Rebuffing the wisdom that ‘all’s fair in love and war’, this epic Civil War drama pitches petulant southern belle Scarlett O’Hara against the direction of history. Taking charge of her idyllic plantation, Scarlett defends it against soldiers, carpetbaggers and starvation but soon falls prey to the old adage that character is destiny when it comes to love. Shot in three-strip Technicolor, Gone With the Wind was the longest and most expensive Hollywood film of its time. It was also one of the most beautiful, with white fields of cotton, majestic mansions and attractive Old South scenery that still captures the imagination today.
9. Braveheart, Scotland
Despite its disputed historical accuracy, this Oscar winning film picked up plenty of awards for its exhilarating take on 13th century Scotland, where national hero William Wallace (Mel Gibson) seeks revenge on the Englishman who assaulted his bride by raising the standard of revolt across the country. Pairing ferocity with hyperbolic romance via a stunning picture and emotive score, the movie is uncompromisingly compelling. Few can watch the woad-painted underdog without secretly wishing they were running through dense forests, over heathered glens or around Caledonia’s misty lochs.

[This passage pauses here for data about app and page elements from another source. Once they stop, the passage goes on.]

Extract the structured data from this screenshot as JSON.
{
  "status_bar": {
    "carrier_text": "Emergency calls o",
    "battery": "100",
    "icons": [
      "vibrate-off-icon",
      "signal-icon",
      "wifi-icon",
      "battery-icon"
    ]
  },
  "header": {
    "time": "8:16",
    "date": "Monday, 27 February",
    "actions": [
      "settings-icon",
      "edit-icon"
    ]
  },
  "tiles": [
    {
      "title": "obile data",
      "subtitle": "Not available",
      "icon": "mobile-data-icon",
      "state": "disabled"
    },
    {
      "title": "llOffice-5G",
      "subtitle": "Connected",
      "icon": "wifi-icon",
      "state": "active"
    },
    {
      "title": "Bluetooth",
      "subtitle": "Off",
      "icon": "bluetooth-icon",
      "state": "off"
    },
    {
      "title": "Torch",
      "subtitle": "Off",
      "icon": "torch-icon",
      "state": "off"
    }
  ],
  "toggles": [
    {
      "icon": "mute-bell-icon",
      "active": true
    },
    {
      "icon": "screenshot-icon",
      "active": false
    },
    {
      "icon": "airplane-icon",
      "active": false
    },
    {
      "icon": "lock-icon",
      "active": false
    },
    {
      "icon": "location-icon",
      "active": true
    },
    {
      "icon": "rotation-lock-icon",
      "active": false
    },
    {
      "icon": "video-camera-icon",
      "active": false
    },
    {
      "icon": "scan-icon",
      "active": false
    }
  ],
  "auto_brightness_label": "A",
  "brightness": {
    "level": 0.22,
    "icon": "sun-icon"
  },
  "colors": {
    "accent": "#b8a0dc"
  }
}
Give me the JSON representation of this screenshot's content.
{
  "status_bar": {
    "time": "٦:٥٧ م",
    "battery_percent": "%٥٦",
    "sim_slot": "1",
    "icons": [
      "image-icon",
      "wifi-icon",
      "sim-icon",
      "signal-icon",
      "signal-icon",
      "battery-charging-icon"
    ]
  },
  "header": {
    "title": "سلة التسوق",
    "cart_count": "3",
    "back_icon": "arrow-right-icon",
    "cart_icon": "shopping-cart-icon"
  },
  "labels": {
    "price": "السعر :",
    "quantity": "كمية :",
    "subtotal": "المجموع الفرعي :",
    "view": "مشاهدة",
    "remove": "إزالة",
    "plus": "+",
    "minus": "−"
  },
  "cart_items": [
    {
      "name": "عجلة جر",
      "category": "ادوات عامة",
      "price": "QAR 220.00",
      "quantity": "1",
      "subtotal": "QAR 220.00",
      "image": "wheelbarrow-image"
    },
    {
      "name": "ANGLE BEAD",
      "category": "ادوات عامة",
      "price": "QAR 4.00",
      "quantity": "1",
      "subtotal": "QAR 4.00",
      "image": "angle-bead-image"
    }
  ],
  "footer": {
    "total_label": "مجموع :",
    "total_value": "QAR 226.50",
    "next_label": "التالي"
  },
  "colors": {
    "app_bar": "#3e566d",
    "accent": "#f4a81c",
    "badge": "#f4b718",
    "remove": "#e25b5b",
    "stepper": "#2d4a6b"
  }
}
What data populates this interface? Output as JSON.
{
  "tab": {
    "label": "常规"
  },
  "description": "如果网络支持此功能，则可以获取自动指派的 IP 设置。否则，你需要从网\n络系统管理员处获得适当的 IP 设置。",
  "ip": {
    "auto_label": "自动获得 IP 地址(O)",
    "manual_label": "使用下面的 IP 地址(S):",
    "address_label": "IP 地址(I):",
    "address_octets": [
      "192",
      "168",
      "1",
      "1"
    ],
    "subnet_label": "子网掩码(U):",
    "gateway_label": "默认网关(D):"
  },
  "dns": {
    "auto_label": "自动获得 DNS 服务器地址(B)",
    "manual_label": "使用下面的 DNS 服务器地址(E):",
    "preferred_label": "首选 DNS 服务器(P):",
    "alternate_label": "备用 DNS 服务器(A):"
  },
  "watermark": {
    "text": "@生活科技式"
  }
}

10. Annie Hall, New York
Exploring the background to a relationship between neurotic New York comedian, Alvy Singer (Woody Allen) and struggling nightclub singer Annie Hall, the movie’s script took Woody Allen into the premier league of all-time American classics by mixing hilarious surrealist sequences with intense bouts of emotional turmoil. Few viewers can watch the tentative romance play itself out on an iconic Big Apple backdrop (featuring Brooklyn Bridge, Manhattan House and Beekman Theatre) without wishing to recreate the scenes themselves.